WHAT THE EXERCISE ASKS
After reading the data below, copy out every line that contains the word "Health".

Start of DATASET EXCERPTS

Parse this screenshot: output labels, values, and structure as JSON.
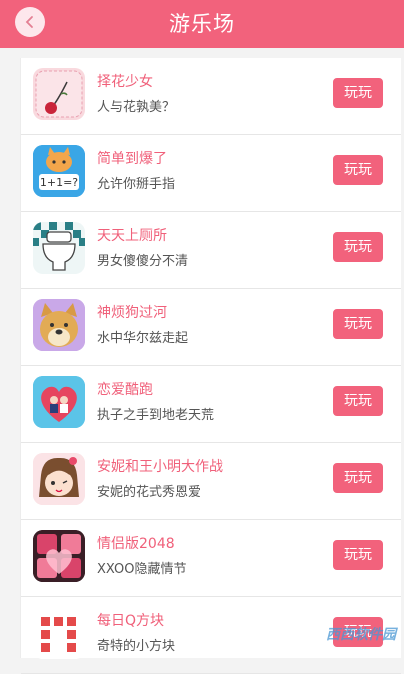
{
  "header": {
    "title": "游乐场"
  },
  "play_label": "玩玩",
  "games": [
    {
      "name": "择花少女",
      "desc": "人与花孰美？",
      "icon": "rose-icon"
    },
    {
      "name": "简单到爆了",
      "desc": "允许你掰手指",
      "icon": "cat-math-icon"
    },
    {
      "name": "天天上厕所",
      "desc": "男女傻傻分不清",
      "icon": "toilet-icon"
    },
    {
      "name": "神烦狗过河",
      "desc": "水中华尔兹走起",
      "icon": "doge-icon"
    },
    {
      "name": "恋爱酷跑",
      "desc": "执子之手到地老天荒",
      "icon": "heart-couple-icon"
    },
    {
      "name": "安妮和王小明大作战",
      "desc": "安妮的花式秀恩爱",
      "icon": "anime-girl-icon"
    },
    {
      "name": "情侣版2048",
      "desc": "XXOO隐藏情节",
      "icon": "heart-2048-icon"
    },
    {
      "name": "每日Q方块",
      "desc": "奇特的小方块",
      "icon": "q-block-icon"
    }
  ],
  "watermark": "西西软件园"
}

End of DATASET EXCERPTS
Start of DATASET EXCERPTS

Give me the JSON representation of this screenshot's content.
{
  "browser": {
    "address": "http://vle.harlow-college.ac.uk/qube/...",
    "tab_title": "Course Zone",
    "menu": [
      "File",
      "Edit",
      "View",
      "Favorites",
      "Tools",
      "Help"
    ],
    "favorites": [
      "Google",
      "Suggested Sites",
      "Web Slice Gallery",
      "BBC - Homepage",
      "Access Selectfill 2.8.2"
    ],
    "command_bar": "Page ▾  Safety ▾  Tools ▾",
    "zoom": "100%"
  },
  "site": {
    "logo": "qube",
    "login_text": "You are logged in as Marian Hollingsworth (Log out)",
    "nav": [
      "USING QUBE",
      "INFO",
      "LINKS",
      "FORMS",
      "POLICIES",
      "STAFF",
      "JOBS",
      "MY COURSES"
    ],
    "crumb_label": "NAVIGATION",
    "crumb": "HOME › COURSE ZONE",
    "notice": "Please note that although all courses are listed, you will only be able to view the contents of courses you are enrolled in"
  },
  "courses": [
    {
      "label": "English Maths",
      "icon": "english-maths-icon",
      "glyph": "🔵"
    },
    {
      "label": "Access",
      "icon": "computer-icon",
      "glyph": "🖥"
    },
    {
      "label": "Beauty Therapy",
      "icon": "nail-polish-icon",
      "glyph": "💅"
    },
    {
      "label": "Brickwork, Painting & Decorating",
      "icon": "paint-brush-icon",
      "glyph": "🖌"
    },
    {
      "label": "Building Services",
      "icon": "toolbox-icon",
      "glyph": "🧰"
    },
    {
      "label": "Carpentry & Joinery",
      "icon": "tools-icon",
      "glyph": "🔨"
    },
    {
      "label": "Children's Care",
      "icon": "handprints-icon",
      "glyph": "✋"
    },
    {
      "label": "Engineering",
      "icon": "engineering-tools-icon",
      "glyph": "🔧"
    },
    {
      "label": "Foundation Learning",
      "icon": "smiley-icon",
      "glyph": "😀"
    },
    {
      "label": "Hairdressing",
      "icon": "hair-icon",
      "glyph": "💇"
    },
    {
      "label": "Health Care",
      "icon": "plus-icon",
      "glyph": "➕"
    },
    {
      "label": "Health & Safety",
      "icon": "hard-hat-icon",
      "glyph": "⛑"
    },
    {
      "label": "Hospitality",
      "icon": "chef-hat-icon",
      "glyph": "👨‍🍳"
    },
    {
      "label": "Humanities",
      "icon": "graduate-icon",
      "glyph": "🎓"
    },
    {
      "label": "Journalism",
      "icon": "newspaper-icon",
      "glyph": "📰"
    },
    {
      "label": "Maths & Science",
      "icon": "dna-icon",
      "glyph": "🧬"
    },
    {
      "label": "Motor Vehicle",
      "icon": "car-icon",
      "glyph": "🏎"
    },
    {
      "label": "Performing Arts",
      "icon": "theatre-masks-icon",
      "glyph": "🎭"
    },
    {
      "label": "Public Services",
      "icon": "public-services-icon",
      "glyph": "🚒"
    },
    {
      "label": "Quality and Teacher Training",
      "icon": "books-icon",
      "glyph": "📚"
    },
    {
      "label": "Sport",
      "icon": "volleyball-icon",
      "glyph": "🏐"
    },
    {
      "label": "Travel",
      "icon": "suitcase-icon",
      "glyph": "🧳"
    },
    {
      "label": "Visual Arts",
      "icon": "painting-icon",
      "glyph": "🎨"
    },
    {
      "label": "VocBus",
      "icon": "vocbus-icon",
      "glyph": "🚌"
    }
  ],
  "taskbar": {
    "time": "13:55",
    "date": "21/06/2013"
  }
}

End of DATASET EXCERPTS

EXPECTED ANSWER
      "label": "Health Care",
      "label": "Health & Safety",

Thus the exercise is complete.